We need to make resolutions we’re passionate about. These resolutions aren’t New Year’s Resolutions, but lifetime commitments: That’s your last point. “Make a new resolution that YOU’RE PASSIONATE ABOUT.” Not a NEW YEAR’S RESOLUTION, but a NEW RESOLUTION. Here’s how I have redefined my fitness goal. It’s still there, but I’m getting specific, and it doesn’t start on Jan 1st, it’s going to a way of life. Why do I have an issue with fitness? Because I have thirty years of bad habits that I need to break. Why do I want to improve on this? Because I want to be a better example of a Christ-follower for those around me, and I don’t want my ministry and my life cut short because I couldn’t get my act together.

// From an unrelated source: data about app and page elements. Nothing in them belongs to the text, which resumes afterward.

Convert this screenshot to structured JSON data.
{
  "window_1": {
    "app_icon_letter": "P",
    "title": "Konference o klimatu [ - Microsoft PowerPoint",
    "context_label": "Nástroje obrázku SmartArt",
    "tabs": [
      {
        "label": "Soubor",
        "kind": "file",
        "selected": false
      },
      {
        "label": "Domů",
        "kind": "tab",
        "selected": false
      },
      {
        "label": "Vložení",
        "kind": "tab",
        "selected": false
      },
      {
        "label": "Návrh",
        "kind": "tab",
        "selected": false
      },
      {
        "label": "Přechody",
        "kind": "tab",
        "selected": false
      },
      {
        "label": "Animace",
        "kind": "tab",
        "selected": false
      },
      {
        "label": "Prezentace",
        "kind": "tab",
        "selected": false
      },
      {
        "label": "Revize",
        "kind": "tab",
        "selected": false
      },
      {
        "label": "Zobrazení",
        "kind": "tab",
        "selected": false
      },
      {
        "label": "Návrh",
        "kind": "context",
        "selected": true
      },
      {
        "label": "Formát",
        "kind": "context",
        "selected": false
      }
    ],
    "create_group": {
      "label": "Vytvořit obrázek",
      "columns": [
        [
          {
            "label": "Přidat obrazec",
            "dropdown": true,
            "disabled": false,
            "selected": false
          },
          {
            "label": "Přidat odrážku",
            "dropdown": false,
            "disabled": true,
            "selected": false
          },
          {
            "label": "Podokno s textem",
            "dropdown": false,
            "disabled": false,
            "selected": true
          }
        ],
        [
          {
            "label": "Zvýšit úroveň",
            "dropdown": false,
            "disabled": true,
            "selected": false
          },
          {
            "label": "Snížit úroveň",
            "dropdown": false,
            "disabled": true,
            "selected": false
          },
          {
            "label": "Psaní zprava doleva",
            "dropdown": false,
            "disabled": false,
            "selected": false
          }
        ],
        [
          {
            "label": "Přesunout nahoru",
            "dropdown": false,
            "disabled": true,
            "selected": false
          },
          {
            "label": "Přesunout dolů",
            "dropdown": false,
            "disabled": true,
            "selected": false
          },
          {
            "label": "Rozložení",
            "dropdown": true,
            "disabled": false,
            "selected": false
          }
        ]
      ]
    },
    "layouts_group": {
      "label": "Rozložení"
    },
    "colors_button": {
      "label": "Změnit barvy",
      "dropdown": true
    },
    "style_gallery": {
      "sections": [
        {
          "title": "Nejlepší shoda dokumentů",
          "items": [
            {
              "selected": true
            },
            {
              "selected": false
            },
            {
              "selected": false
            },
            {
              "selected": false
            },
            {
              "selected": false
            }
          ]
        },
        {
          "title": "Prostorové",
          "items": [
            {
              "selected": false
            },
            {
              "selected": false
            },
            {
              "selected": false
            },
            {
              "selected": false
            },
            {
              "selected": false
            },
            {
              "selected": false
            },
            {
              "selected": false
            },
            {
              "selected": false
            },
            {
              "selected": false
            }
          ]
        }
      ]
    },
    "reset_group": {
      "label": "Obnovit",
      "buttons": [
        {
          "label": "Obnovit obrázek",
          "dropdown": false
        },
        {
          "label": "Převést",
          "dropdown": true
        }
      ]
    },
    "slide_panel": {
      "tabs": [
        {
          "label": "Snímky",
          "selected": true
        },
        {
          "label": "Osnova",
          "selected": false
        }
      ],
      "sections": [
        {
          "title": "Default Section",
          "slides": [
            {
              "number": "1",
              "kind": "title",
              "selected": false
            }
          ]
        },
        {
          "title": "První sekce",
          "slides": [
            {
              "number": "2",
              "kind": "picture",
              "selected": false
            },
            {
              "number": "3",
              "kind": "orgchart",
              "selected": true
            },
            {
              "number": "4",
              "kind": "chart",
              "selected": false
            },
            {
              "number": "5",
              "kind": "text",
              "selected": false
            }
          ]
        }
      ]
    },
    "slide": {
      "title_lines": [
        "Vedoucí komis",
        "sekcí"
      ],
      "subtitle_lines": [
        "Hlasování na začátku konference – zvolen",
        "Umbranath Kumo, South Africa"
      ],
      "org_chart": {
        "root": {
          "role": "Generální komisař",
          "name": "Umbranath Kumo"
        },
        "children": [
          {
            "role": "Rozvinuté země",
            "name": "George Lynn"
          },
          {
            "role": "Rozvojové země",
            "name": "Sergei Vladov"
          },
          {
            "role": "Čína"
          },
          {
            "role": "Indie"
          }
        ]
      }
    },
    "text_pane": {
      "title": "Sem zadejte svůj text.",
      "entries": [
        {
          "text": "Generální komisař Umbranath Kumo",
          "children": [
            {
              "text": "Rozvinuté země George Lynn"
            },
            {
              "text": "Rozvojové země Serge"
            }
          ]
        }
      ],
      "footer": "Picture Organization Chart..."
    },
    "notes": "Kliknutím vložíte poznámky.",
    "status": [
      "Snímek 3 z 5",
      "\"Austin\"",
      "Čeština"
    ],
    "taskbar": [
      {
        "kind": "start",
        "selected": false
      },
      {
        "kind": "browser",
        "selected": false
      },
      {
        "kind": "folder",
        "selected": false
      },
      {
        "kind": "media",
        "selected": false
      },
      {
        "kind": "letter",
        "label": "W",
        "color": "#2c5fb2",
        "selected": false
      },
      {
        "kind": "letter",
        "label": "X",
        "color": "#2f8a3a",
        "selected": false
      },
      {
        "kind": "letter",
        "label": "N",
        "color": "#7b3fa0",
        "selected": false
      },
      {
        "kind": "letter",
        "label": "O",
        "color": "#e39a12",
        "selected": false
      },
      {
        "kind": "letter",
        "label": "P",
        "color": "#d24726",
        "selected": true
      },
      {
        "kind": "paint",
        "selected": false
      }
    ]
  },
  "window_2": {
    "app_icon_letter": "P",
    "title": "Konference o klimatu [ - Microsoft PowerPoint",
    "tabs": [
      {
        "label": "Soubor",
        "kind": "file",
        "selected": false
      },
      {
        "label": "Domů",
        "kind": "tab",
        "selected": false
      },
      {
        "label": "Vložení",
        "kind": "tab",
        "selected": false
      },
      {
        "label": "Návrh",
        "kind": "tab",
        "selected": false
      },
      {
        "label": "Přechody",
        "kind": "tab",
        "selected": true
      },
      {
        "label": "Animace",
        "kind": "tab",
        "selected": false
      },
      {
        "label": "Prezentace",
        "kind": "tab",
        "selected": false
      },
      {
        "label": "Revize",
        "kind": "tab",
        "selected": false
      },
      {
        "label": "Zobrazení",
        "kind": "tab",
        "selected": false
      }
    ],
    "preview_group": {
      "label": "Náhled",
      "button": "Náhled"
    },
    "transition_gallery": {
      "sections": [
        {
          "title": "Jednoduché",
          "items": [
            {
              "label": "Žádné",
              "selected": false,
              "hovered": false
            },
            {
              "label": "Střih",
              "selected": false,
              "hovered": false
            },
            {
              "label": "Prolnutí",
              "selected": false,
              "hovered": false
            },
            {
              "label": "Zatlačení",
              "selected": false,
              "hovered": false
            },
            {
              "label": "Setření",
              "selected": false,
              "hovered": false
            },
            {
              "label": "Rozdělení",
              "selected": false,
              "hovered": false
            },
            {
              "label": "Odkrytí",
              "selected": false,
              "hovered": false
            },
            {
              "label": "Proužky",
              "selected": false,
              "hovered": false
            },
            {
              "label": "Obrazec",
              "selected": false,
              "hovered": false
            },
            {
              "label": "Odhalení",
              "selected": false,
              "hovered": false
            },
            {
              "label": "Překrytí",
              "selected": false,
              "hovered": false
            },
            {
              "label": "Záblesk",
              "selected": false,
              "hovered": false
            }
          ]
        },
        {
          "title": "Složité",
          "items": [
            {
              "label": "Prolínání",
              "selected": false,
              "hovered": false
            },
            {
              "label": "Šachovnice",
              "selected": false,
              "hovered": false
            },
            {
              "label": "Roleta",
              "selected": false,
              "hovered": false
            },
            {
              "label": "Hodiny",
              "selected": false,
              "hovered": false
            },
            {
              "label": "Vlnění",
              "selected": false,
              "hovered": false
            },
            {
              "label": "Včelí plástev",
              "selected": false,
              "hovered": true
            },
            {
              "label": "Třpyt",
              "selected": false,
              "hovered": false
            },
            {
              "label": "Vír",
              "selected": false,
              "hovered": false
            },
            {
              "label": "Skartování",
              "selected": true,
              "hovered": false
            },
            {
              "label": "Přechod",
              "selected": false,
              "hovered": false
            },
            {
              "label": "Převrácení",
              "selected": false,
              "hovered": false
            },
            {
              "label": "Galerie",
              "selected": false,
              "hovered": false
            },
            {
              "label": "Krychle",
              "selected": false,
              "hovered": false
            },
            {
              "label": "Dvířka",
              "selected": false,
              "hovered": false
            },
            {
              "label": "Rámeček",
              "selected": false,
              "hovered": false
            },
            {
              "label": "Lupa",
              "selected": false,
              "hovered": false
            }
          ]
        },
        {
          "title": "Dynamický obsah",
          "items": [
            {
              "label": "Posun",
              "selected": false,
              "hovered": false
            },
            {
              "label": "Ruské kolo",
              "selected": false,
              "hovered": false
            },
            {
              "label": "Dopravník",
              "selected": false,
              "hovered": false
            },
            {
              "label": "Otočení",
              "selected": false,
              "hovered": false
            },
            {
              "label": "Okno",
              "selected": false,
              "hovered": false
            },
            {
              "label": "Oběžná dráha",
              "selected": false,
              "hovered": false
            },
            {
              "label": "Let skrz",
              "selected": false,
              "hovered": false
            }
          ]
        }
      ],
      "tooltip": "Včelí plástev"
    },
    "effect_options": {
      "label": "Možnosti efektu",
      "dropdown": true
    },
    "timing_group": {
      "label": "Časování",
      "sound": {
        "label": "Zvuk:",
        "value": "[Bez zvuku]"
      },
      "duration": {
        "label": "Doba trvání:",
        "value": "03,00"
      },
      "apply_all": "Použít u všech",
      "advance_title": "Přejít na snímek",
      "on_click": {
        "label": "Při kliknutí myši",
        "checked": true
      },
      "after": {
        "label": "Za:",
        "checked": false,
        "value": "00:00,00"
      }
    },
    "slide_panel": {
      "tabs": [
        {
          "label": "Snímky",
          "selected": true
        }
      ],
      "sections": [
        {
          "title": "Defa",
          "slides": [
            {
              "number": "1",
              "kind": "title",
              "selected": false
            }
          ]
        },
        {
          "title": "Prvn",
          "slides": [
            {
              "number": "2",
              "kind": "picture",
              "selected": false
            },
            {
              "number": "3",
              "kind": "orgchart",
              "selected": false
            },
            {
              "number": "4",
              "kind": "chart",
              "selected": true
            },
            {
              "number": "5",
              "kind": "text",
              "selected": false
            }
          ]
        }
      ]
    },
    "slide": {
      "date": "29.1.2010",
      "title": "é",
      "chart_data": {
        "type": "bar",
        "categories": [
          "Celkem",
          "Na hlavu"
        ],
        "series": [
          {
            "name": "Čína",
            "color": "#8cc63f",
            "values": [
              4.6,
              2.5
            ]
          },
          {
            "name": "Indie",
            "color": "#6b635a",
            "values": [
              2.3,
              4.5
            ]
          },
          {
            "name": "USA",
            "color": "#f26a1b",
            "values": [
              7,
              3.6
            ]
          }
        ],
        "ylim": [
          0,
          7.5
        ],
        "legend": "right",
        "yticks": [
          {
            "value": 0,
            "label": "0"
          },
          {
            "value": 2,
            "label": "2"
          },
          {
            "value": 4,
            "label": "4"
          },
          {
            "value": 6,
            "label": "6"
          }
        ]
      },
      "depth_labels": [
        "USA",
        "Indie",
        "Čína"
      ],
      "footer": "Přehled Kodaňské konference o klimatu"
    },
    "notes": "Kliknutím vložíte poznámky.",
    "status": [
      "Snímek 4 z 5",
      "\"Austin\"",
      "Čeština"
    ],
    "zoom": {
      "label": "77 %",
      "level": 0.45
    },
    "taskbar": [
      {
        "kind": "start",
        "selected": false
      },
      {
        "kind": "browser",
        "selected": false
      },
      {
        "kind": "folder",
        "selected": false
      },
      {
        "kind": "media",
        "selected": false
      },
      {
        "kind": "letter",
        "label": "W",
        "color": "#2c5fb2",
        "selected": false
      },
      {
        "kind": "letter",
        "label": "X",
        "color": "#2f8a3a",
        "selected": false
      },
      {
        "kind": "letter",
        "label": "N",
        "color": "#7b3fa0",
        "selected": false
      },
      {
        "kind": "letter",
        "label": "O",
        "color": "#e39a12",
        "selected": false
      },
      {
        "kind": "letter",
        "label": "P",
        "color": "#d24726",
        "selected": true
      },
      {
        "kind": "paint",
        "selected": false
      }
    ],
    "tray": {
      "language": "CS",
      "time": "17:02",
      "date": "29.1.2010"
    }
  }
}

Church, I want nothing but the best for all of us in this room. I think having resolutions is a healthy thing…but we have to make resolutions with a purpose. If there’s no purpose, then there’s no goal, and if there’s no goal, then there’s no passion. If you want my advice: we need to find areas where we are weak, we need to ask God for guidance….we need to ask God to help us work through these areas, and we need to work with God on these issues. Church, God truly does want the best for all of us in 2015, but we need to make sure we also want what’s best for God.
Church, today is the first Sunday of 2015. It can kick off a year of change, or it can be another year of us doing the same old things. If we want to kick this year off right, then let’s make a resolution that honors Him. And, what better way to kick off the year on the right foot than to celebrate what He did for us. On that fateful night some two thousand years ago, Jesus was with his disciples during the Passover feast. During this feast, Jesus took bread, He gave thanks, and He broke it. He told his disciples, “Take and eat, this is my body.” Then, he took the cup, gave thanks and offered it to them, saying “drink from it, all of you. This is my blood of the covenant, which is poured out for many for the forgiveness of sins.” And they broke bread. Just like the disciples so many years ago, we have the privilege of breaking bread in remembrance of Jesus and the price he paid for us. Church, this communion is an open table. All of us here are worthy of God’s grace and all of us are invited to join. Now, I would like to ask our ushers to come forward.
NOTE: At end, invite everyone back for next week’s series called “New Horizons”